*Assignment:*
Set down the entries again word for word, without any of the images.

*Record set:*
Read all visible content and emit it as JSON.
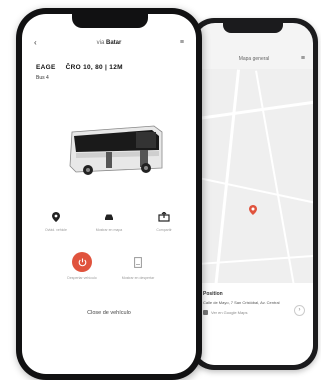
{
  "front": {
    "top_bar": {
      "brand_prefix": "via",
      "brand_name": "Batar"
    },
    "plate": "EAGE",
    "code": "ČRO 10, 80 | 12M",
    "subtitle": "Bus 4",
    "actions": [
      {
        "label": "Ovlád. vehicle",
        "icon": "location-pin-icon"
      },
      {
        "label": "Mostrar en mapa",
        "icon": "car-icon"
      },
      {
        "label": "Compartir",
        "icon": "share-icon"
      }
    ],
    "actions2": [
      {
        "label": "Despertar vehículo",
        "icon": "power-icon"
      },
      {
        "label": "Mostrar en despertar",
        "icon": "document-icon"
      }
    ],
    "close_label": "Close de vehículo"
  },
  "back": {
    "header_title": "Mapa general",
    "info_title": "Position",
    "address": "Calle de Mayo, 7 San Cristóbal, Av. Central",
    "link": "Ver en Google Maps"
  },
  "colors": {
    "accent": "#e0533d",
    "frame": "#111112",
    "map_bg": "#efefef"
  }
}
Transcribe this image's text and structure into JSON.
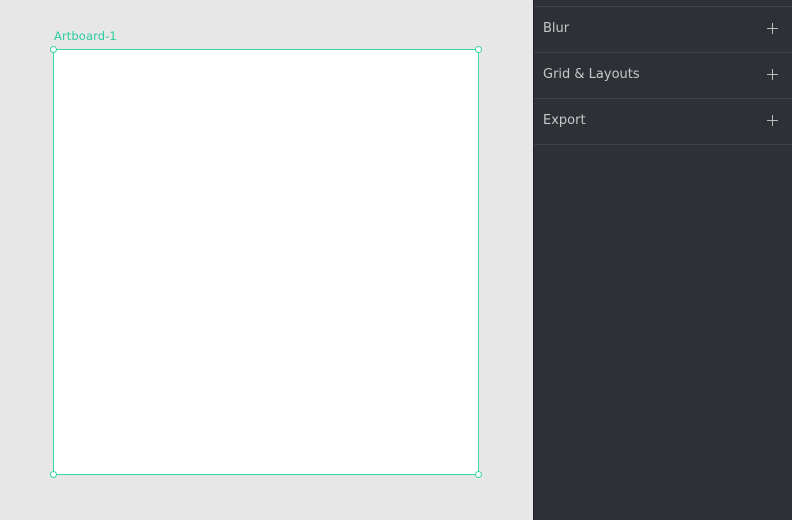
{
  "canvas": {
    "artboard": {
      "name": "Artboard-1"
    }
  },
  "inspector": {
    "sections": [
      {
        "title": "Blur",
        "action_icon": "plus-icon"
      },
      {
        "title": "Grid & Layouts",
        "action_icon": "plus-icon"
      },
      {
        "title": "Export",
        "action_icon": "plus-icon"
      }
    ]
  },
  "colors": {
    "accent": "#3ad6a8",
    "canvas_bg": "#e6e7e6",
    "panel_bg": "#2d3034"
  }
}
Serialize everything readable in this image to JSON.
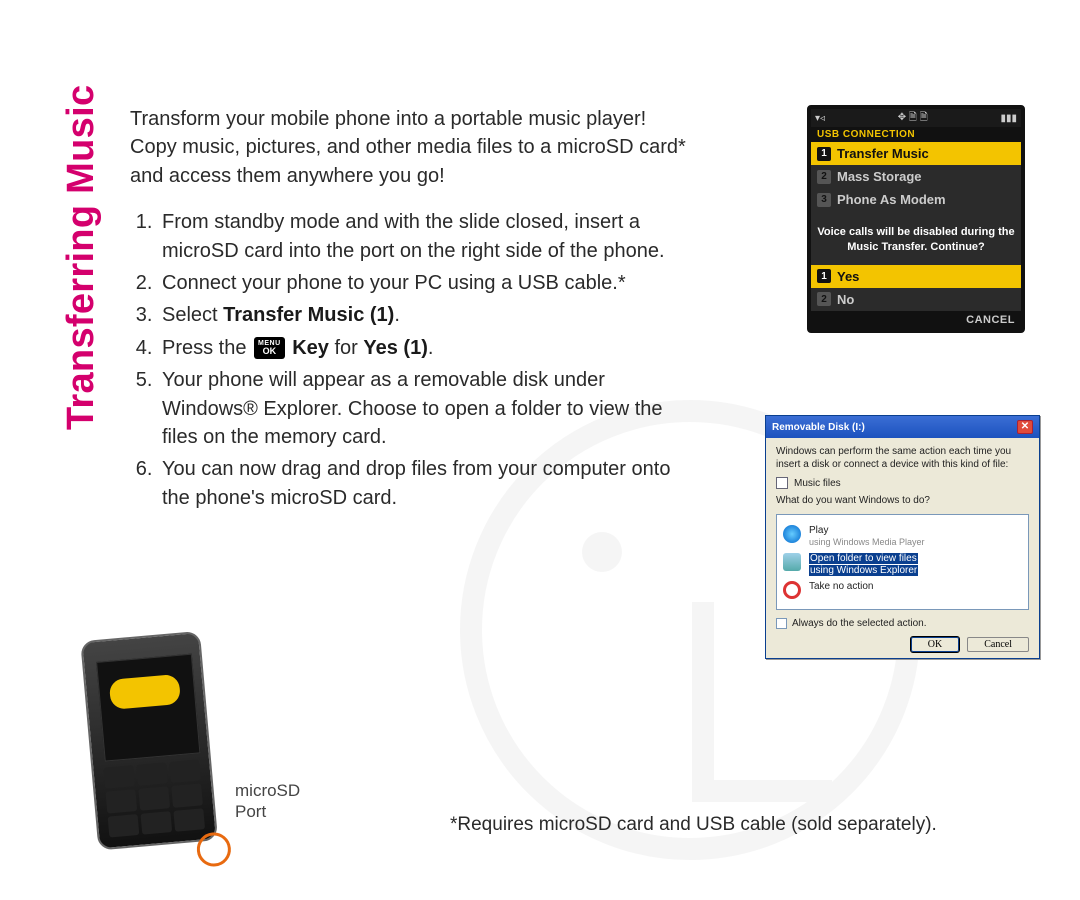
{
  "side_title": "Transferring Music",
  "intro": "Transform your mobile phone into a portable music player! Copy music, pictures, and other media files to a microSD card* and access them anywhere you go!",
  "steps": {
    "s1": "From standby mode and with the slide closed, insert a microSD card into the port on the right side of the phone.",
    "s2": "Connect your phone to your PC using a USB cable.*",
    "s3_pre": "Select ",
    "s3_bold": "Transfer Music (1)",
    "s3_post": ".",
    "s4_pre": "Press the ",
    "s4_mid": " Key",
    "s4_mid2": " for ",
    "s4_bold": "Yes (1)",
    "s4_post": ".",
    "key_menu": "MENU",
    "key_ok": "OK",
    "s5": "Your phone will appear as a removable disk under Windows® Explorer. Choose to open a folder to view the files on the memory card.",
    "s6": "You can now drag and drop files from your computer onto the phone's microSD card."
  },
  "footnote": "*Requires microSD card and USB cable (sold separately).",
  "port_label_l1": "microSD",
  "port_label_l2": "Port",
  "phone_ui": {
    "section": "USB Connection",
    "items": [
      {
        "n": "1",
        "label": "Transfer Music",
        "sel": true
      },
      {
        "n": "2",
        "label": "Mass Storage",
        "sel": false
      },
      {
        "n": "3",
        "label": "Phone As Modem",
        "sel": false
      }
    ],
    "warn": "Voice calls will be disabled during the Music Transfer. Continue?",
    "confirm": [
      {
        "n": "1",
        "label": "Yes",
        "sel": true
      },
      {
        "n": "2",
        "label": "No",
        "sel": false
      }
    ],
    "softkey": "Cancel"
  },
  "win": {
    "title": "Removable Disk (I:)",
    "msg": "Windows can perform the same action each time you insert a disk or connect a device with this kind of file:",
    "filetype": "Music files",
    "prompt": "What do you want Windows to do?",
    "opts": {
      "play": "Play",
      "play_sub": "using Windows Media Player",
      "open": "Open folder to view files",
      "open_sub": "using Windows Explorer",
      "none": "Take no action"
    },
    "always": "Always do the selected action.",
    "ok": "OK",
    "cancel": "Cancel"
  }
}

*Solution for this problem:*
Read all visible content and emit it as JSON.
{
  "front": {
    "top_bar": {
      "brand_prefix": "via",
      "brand_name": "Batar"
    },
    "plate": "EAGE",
    "code": "ČRO 10, 80 | 12M",
    "subtitle": "Bus 4",
    "actions": [
      {
        "label": "Ovlád. vehicle",
        "icon": "location-pin-icon"
      },
      {
        "label": "Mostrar en mapa",
        "icon": "car-icon"
      },
      {
        "label": "Compartir",
        "icon": "share-icon"
      }
    ],
    "actions2": [
      {
        "label": "Despertar vehículo",
        "icon": "power-icon"
      },
      {
        "label": "Mostrar en despertar",
        "icon": "document-icon"
      }
    ],
    "close_label": "Close de vehículo"
  },
  "back": {
    "header_title": "Mapa general",
    "info_title": "Position",
    "address": "Calle de Mayo, 7 San Cristóbal, Av. Central",
    "link": "Ver en Google Maps"
  },
  "colors": {
    "accent": "#e0533d",
    "frame": "#111112",
    "map_bg": "#efefef"
  }
}
Transcribe this image's text and structure into JSON.
{
  "canvas": {
    "artboard": {
      "name": "Artboard-1"
    }
  },
  "inspector": {
    "sections": [
      {
        "title": "Blur",
        "action_icon": "plus-icon"
      },
      {
        "title": "Grid & Layouts",
        "action_icon": "plus-icon"
      },
      {
        "title": "Export",
        "action_icon": "plus-icon"
      }
    ]
  },
  "colors": {
    "accent": "#3ad6a8",
    "canvas_bg": "#e6e7e6",
    "panel_bg": "#2d3034"
  }
}
Serialize everything readable in this image to JSON.
{
  "side_title": "Transferring Music",
  "intro": "Transform your mobile phone into a portable music player! Copy music, pictures, and other media files to a microSD card* and access them anywhere you go!",
  "steps": {
    "s1": "From standby mode and with the slide closed, insert a microSD card into the port on the right side of the phone.",
    "s2": "Connect your phone to your PC using a USB cable.*",
    "s3_pre": "Select ",
    "s3_bold": "Transfer Music (1)",
    "s3_post": ".",
    "s4_pre": "Press the ",
    "s4_mid": " Key",
    "s4_mid2": " for ",
    "s4_bold": "Yes (1)",
    "s4_post": ".",
    "key_menu": "MENU",
    "key_ok": "OK",
    "s5": "Your phone will appear as a removable disk under Windows® Explorer. Choose to open a folder to view the files on the memory card.",
    "s6": "You can now drag and drop files from your computer onto the phone's microSD card."
  },
  "footnote": "*Requires microSD card and USB cable (sold separately).",
  "port_label_l1": "microSD",
  "port_label_l2": "Port",
  "phone_ui": {
    "section": "USB Connection",
    "items": [
      {
        "n": "1",
        "label": "Transfer Music",
        "sel": true
      },
      {
        "n": "2",
        "label": "Mass Storage",
        "sel": false
      },
      {
        "n": "3",
        "label": "Phone As Modem",
        "sel": false
      }
    ],
    "warn": "Voice calls will be disabled during the Music Transfer. Continue?",
    "confirm": [
      {
        "n": "1",
        "label": "Yes",
        "sel": true
      },
      {
        "n": "2",
        "label": "No",
        "sel": false
      }
    ],
    "softkey": "Cancel"
  },
  "win": {
    "title": "Removable Disk (I:)",
    "msg": "Windows can perform the same action each time you insert a disk or connect a device with this kind of file:",
    "filetype": "Music files",
    "prompt": "What do you want Windows to do?",
    "opts": {
      "play": "Play",
      "play_sub": "using Windows Media Player",
      "open": "Open folder to view files",
      "open_sub": "using Windows Explorer",
      "none": "Take no action"
    },
    "always": "Always do the selected action.",
    "ok": "OK",
    "cancel": "Cancel"
  }
}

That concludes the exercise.